■ **WHAT IS NEEDED**: From the records, report how many lines hold the word "icon", with the number as the sole reply.

(Records from a dataset)
--- START ---
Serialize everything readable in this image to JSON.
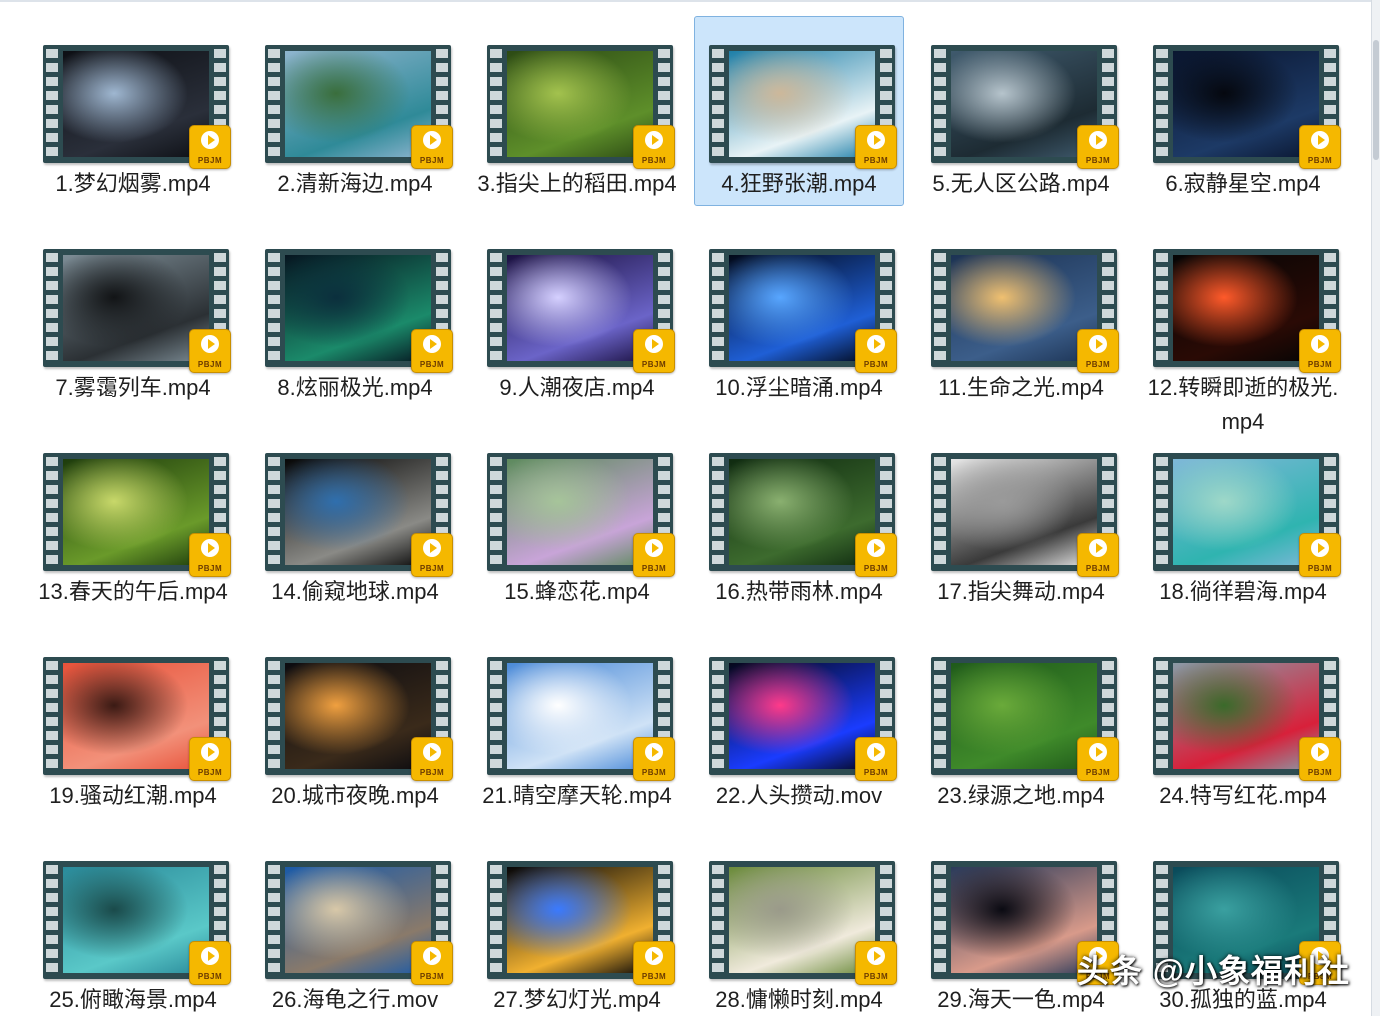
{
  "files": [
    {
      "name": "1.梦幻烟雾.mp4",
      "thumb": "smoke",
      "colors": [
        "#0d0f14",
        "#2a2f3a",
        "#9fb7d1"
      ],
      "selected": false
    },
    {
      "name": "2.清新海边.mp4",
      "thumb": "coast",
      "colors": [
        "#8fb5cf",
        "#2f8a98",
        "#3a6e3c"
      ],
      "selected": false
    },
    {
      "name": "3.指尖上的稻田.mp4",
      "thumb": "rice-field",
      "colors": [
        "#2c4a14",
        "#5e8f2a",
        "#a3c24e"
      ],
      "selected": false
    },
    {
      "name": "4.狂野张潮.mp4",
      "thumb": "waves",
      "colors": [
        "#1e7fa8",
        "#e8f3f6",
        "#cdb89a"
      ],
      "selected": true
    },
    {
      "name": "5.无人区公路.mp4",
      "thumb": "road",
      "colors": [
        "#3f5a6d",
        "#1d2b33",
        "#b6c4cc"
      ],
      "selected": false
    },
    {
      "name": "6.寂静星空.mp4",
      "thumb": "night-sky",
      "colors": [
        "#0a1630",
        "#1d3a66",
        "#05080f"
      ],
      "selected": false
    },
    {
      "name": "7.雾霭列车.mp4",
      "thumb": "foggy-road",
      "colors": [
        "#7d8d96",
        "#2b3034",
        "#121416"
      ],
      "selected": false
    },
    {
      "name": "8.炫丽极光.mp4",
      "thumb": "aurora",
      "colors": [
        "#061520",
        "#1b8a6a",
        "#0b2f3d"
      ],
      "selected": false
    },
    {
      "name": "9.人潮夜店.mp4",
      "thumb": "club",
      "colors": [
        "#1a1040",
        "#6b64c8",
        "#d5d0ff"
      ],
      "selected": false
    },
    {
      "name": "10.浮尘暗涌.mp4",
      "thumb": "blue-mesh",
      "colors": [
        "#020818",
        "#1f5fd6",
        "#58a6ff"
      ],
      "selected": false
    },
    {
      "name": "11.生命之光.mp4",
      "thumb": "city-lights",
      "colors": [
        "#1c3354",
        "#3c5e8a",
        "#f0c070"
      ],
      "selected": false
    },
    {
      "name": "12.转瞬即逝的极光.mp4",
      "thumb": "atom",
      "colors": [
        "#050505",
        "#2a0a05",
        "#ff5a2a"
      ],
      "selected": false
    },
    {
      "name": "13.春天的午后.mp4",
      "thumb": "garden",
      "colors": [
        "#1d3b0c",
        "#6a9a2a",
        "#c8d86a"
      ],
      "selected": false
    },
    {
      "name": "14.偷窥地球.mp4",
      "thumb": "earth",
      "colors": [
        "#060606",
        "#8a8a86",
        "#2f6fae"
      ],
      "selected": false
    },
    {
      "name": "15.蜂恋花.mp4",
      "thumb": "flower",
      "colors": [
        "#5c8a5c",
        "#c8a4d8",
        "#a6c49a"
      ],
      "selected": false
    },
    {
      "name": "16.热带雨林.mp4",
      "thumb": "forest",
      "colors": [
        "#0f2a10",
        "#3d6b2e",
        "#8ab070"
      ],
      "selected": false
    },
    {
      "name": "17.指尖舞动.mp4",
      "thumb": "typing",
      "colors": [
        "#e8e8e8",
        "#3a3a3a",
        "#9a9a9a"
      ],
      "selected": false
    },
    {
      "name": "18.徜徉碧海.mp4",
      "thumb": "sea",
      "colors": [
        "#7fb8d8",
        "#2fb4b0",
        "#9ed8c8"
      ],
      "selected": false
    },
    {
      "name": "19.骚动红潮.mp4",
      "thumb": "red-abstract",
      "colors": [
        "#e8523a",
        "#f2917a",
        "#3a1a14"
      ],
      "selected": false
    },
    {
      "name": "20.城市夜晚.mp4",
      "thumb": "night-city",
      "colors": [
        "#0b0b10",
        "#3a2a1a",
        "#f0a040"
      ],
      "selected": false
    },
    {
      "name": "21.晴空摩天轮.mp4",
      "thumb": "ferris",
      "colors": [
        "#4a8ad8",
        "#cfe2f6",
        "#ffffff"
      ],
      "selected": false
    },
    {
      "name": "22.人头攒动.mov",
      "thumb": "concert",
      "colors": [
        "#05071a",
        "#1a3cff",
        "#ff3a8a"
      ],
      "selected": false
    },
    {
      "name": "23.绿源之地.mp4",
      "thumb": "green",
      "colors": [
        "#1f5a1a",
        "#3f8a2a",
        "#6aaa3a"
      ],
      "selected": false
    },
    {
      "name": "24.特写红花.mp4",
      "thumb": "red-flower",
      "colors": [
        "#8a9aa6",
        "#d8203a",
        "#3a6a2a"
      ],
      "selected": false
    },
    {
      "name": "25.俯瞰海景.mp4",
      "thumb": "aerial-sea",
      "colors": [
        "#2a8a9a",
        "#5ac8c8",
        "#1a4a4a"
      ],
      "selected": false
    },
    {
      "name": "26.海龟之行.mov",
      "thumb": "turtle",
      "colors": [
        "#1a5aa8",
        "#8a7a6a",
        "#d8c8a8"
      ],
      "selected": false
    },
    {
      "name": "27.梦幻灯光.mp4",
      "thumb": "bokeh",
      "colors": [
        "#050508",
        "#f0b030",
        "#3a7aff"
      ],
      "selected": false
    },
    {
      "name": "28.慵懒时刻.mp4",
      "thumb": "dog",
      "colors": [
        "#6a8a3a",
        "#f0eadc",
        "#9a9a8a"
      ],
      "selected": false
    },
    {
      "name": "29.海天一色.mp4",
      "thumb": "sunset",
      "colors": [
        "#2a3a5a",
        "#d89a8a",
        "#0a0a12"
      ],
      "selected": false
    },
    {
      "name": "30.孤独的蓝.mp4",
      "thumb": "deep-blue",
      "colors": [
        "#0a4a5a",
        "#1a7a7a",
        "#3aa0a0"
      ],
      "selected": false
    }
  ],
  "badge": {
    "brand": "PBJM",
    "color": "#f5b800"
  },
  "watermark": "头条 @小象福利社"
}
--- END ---
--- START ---
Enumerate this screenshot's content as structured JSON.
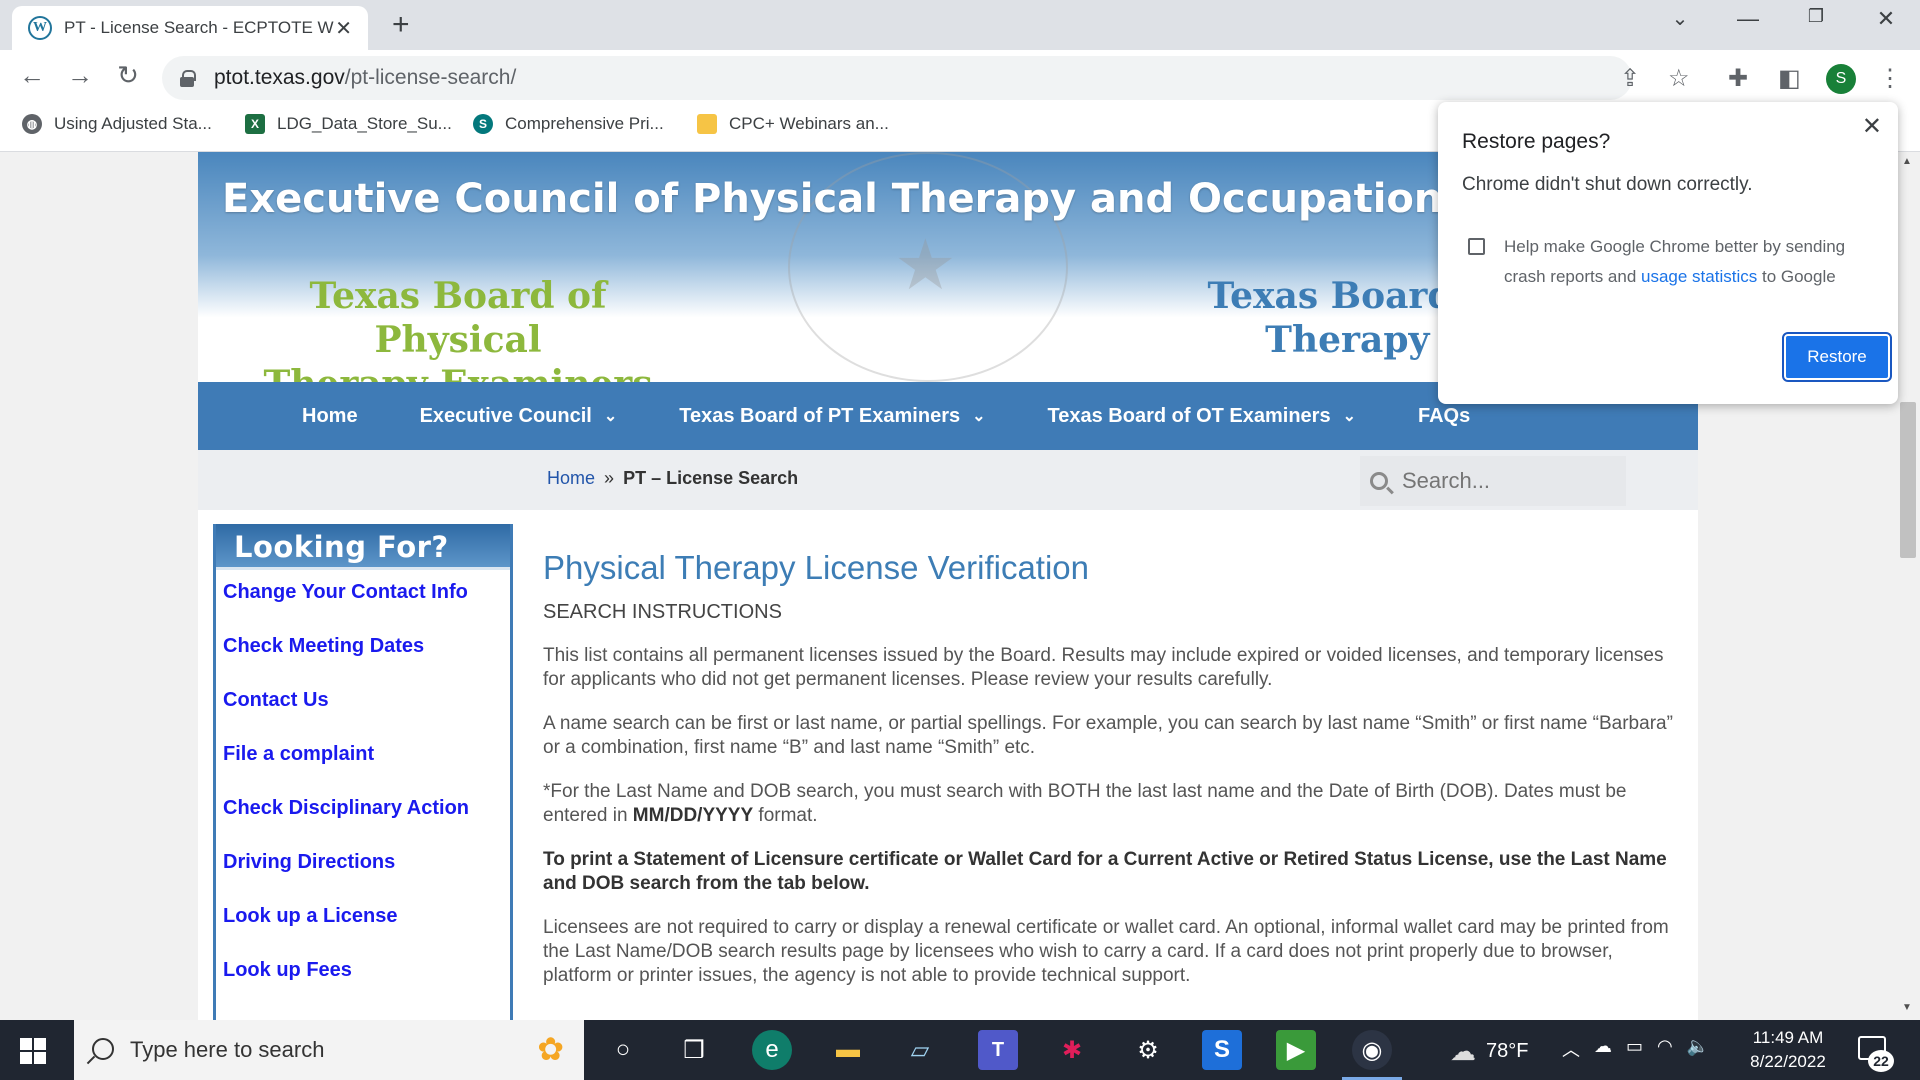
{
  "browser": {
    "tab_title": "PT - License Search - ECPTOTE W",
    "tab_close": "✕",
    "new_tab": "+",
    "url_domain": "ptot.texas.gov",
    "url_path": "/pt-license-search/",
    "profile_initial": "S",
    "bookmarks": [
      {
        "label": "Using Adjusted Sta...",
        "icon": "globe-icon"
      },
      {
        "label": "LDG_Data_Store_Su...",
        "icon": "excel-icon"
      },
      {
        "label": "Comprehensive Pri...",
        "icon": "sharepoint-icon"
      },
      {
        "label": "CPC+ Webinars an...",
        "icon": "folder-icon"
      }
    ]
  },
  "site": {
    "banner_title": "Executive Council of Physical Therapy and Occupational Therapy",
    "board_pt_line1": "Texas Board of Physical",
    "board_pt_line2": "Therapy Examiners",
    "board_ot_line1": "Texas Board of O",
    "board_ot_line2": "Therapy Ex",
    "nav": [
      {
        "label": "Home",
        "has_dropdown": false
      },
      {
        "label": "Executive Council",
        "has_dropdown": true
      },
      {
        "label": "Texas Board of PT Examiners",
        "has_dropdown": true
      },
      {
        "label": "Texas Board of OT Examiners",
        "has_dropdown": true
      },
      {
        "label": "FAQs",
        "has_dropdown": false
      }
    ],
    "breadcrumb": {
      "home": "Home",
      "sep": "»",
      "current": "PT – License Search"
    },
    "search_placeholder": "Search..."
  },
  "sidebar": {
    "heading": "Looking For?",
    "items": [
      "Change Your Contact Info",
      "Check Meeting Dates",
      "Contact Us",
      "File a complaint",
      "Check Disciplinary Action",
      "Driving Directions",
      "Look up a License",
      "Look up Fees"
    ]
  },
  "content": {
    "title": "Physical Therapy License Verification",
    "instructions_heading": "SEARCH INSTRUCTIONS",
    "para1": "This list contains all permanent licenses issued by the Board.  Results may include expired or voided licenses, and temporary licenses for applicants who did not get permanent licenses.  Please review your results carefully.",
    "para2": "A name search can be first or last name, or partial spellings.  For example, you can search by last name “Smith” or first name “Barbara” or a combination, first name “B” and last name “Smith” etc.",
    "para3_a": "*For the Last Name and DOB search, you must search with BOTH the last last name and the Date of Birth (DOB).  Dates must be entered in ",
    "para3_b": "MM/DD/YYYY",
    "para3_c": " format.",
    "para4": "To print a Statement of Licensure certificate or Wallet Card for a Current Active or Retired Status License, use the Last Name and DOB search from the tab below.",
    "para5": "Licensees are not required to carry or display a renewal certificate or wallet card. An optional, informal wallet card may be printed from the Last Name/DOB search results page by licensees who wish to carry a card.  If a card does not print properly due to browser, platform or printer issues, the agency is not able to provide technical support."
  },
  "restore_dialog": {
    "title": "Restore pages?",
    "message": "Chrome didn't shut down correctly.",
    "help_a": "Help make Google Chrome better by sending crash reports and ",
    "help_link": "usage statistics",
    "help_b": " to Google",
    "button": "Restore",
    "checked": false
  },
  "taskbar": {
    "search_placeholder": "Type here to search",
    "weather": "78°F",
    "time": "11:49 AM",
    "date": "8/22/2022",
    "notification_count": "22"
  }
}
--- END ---
■ **RESULT FOR THIS EXERCISE**: 4